Angelina Jolie, recipient of the SBIFF’s Performance of the Year Award, and Brad Pitt laugh on the red carpet of the Arlington on Saturday night.
MICHAEL MORIATIS / NEWS-PRESS PHOTOS
TED MILLS, NEWS-PRESS CORRESPONDENT
February 3, 2008 7:26 AM
If the Santa Barbara International Film Festival has been slightly subdued this year despite the lineup of award winners and nominees appearing nearly every night, the appearance of Angelina Jolie and Brad Pitt out in front of the Arlington more than made up for it.
More than Cate Blanchett’s appearance last week, Saturday’s tribute to Ms. Jolie brought out fans in crowds that turned the 1300 block of State into something like Cannes.
And for the fans it was worth it. For over 10 minutes, the two stars stayed away from the red carpet and the paparazzi and worked the crowd, signing autographs and chatting with appreciative teens and adults.
Fans lined up early at the Arlington to see Angelina Jolie on Saturday night.
Giving back to fans is the point, said Ms. Jolie later in her interview with Variety’s Peter Hammond. “That’s why we make films,” she said. It’s “for the people that appreciate them.”
The idea of giving back has also led to her work with the United Nations High Commissioner for refugees, using the media that follow her and Mr. Pitt around to focus attention on crises in Sierra Leone and beyond.
The Festival honored Ms. Jolie with the Outstanding Performance of the Year Award for her portrayal as Mariane Pearl in Michael Winterbottom’s “A Mighty Heart.” The role has won her a Golden Globe nomination. Ms. Jolie has previously won Golden Globes for “George Wallace” (1997), “Gia” (1998) and “Girl, Interrupted” (1999), ” the latter of which also earned her an Oscar for Best Supporting Actress.
Brad Pitt watches on as Angelina Jolie talks to the press on the red carpet at the Arlington on Saturday.
The evening with the actress included clips from a career that started when she was in her teens.

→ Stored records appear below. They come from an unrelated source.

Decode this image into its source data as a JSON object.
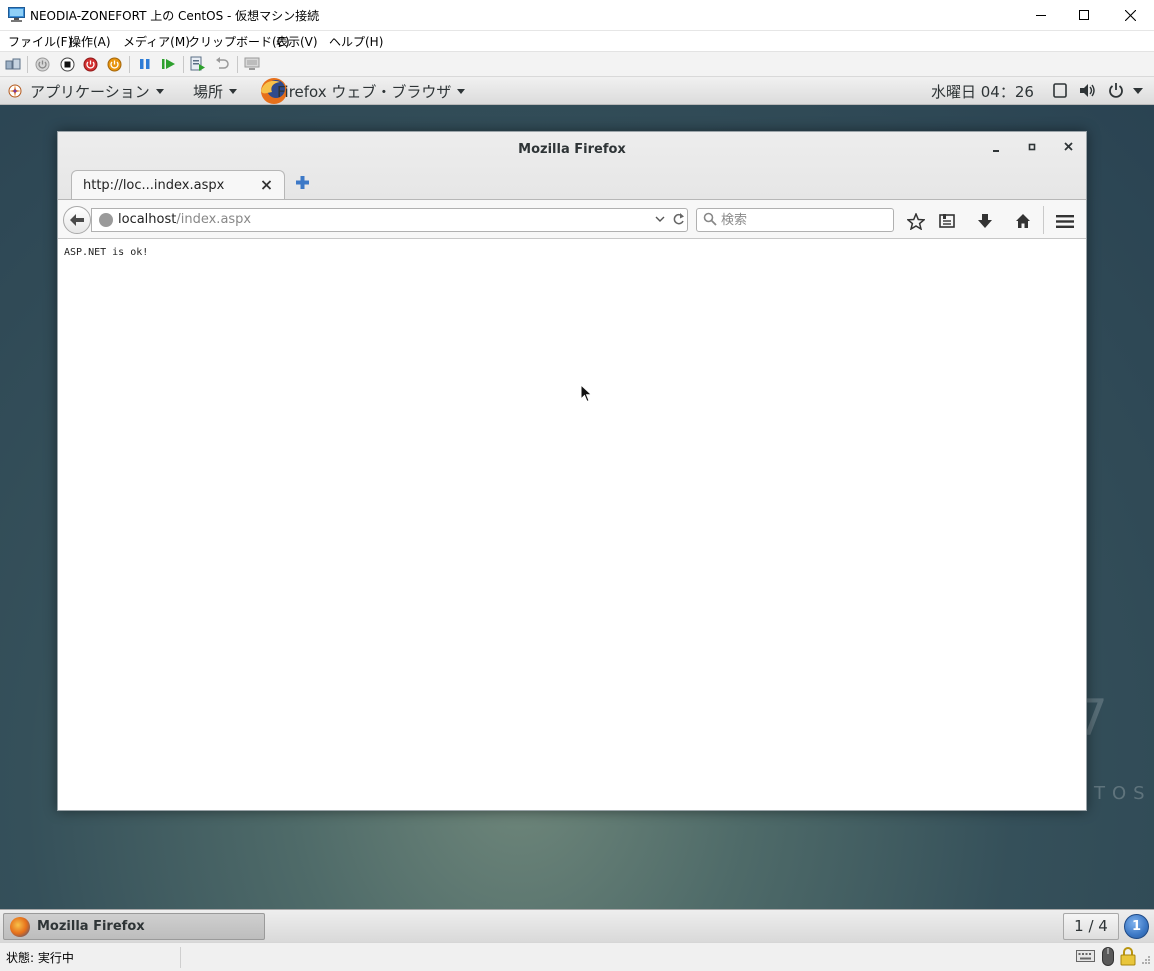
{
  "hyperv": {
    "title": "NEODIA-ZONEFORT 上の CentOS - 仮想マシン接続",
    "menu": {
      "file": "ファイル(F)",
      "action": "操作(A)",
      "media": "メディア(M)",
      "clipboard": "クリップボード(C)",
      "view": "表示(V)",
      "help": "ヘルプ(H)"
    },
    "status": "状態: 実行中"
  },
  "gnome_top": {
    "applications": "アプリケーション",
    "places": "場所",
    "active_app": "Firefox ウェブ・ブラウザ",
    "clock": "水曜日 04：26"
  },
  "firefox": {
    "window_title": "Mozilla Firefox",
    "tab_title": "http://loc...index.aspx",
    "url_host": "localhost",
    "url_path": "/index.aspx",
    "search_placeholder": "検索",
    "page_text": "ASP.NET is ok!"
  },
  "gnome_bottom": {
    "task_label": "Mozilla Firefox",
    "workspace": "1 / 4",
    "notification_count": "1"
  },
  "desktop": {
    "watermark_number": "7",
    "watermark_text": "TOS"
  },
  "colors": {
    "desktop_bg": "#35505a",
    "accent_blue": "#3d79c7",
    "power_red": "#d32f2f",
    "power_orange": "#e8950f",
    "play_green": "#2ea12e"
  }
}
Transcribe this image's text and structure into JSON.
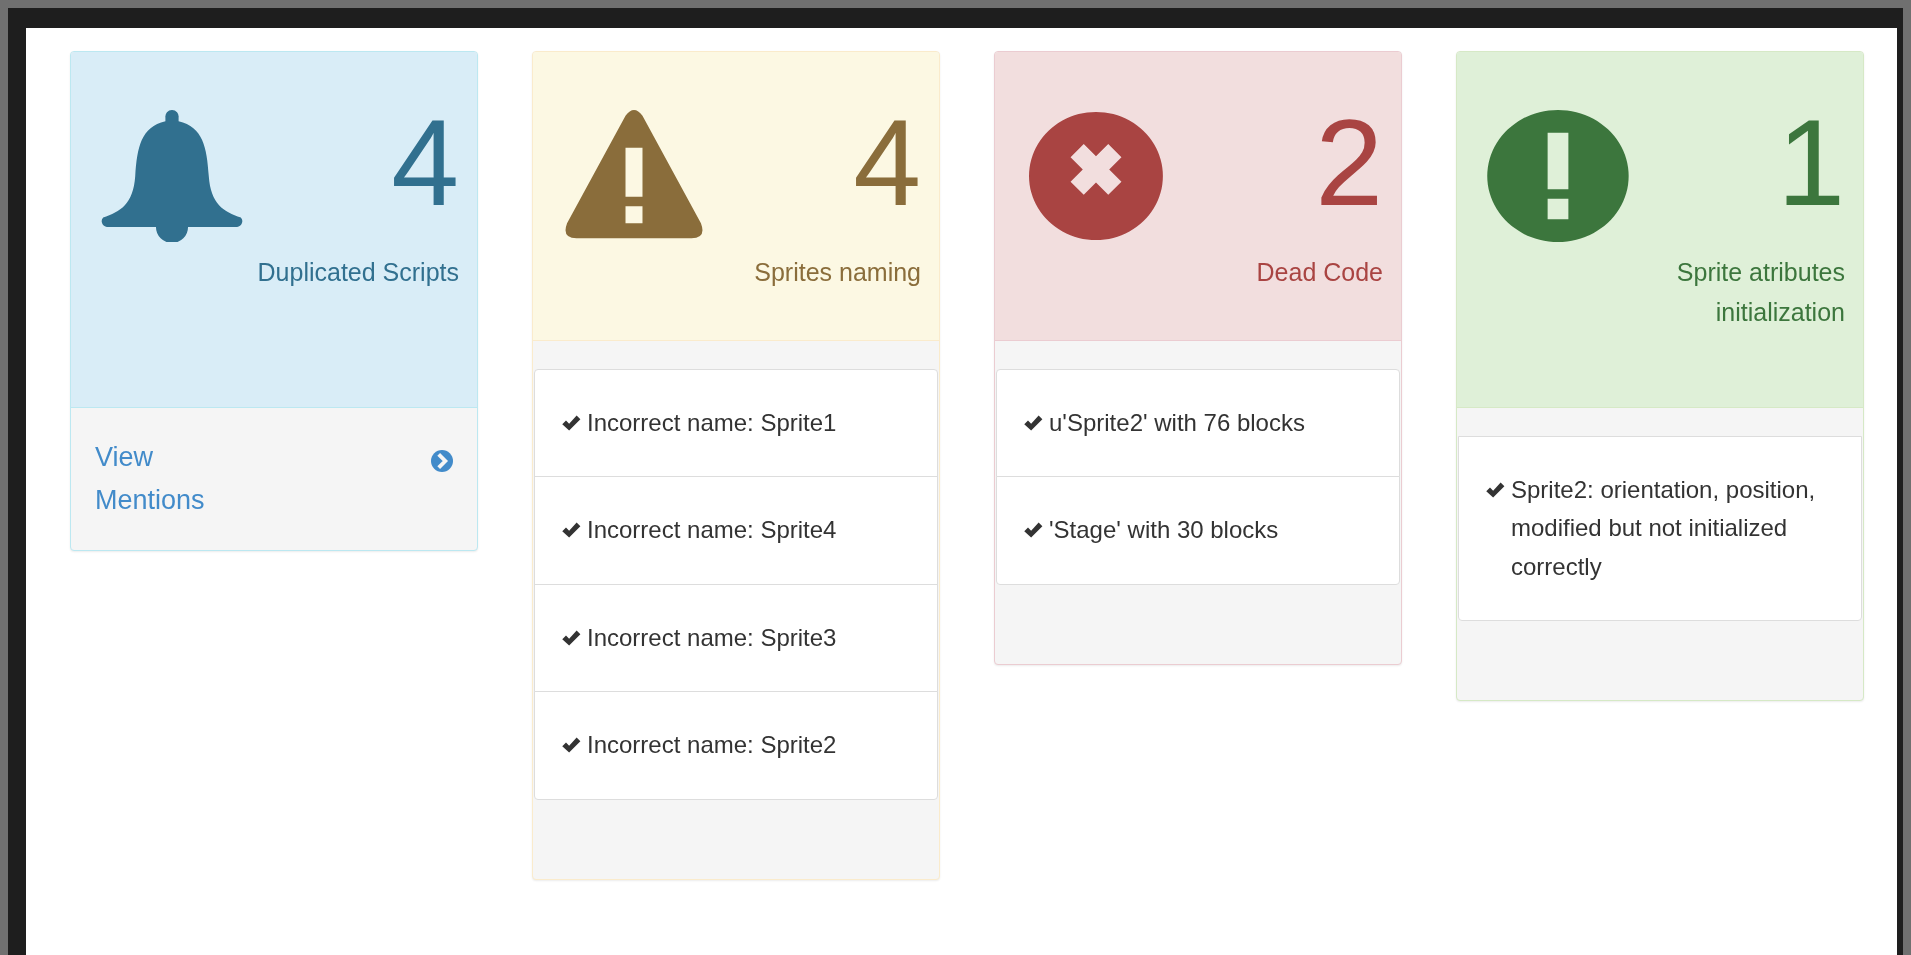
{
  "cards": [
    {
      "kind": "info",
      "count": "4",
      "label": "Duplicated Scripts",
      "link": "View Mentions"
    },
    {
      "kind": "warning",
      "count": "4",
      "label": "Sprites naming",
      "items": [
        "Incorrect name: Sprite1",
        "Incorrect name: Sprite4",
        "Incorrect name: Sprite3",
        "Incorrect name: Sprite2"
      ]
    },
    {
      "kind": "danger",
      "count": "2",
      "label": "Dead Code",
      "items": [
        "u'Sprite2' with 76 blocks",
        "'Stage' with 30 blocks"
      ]
    },
    {
      "kind": "success",
      "count": "1",
      "label": "Sprite atributes initialization",
      "items": [
        "Sprite2: orientation, position, modified but not initialized correctly"
      ]
    }
  ]
}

Though known as the daughter of actor Jon Voight, a question about her parents and the acting bug led to tales about her actress mother Marcheline Bertrand.
“I was raised by her,” Ms. Jolie said of her mother, who passed away just over a year ago. Ms. Jolie credited her mother with helping her prepare for even the tiniest film. “She’d take me out to thrift stores to buy costumes . . . she’d write me letters addressed to my character.”
Mr. Hammond revealed that Ms. Jolie had nearly chosen another career in her early teens — funeral director. Ms. Jolie admitted that it was true.
“I went to a funeral and thought it was not enough of a celebration of a life of a person.” Ms. Jolie earned her mail order degree at 14 years old.
Fortunately, acting was something that followed on from modeling. Her first films were low-budget and sometimes forgettable. (” ‘Cyborg 1’ was Jean-Claude Van Damme,” she said, “and I was ‘Cyborg 2’ at 17.”) Yet on the red carpet, when asked about people who helped her get her start, she singled out another less-known film, 1995’s “Without Evidence,” as a film that really helped her career get a boost.
In an interview, Ms. Jolie was appreciative and slightly shy. “I feel like I’m in therapy,” she joked when asked about her early life.
As an actress, she admitted it was hard to feel confident at first.
“I didn’t think I had very much to give,” she said. “I thought maybe I had one story to tell. . . . I didn’t know myself.”
Instead, Ms. Jolie has gone on to a series of sexy and smart roles, including “Beyond Borders,” “The Good Shepherd” and her upcoming lead role in Clint Eastwood’s “The Changeling.”
Mr. Eastwood was on hand to present the award to Ms. Jolie and spoke briefly on the red carpet about the film, based on a true story set in 1920s Los Angeles.
“The film is a lot different from anything that I’ve done, and it’s a lot different from anything that she’s done.”
As demonstrated Saturday, Ms. Jolie’s fans are not going anywhere and will gladly wait and see.
©2008 Santa Barbara News-Press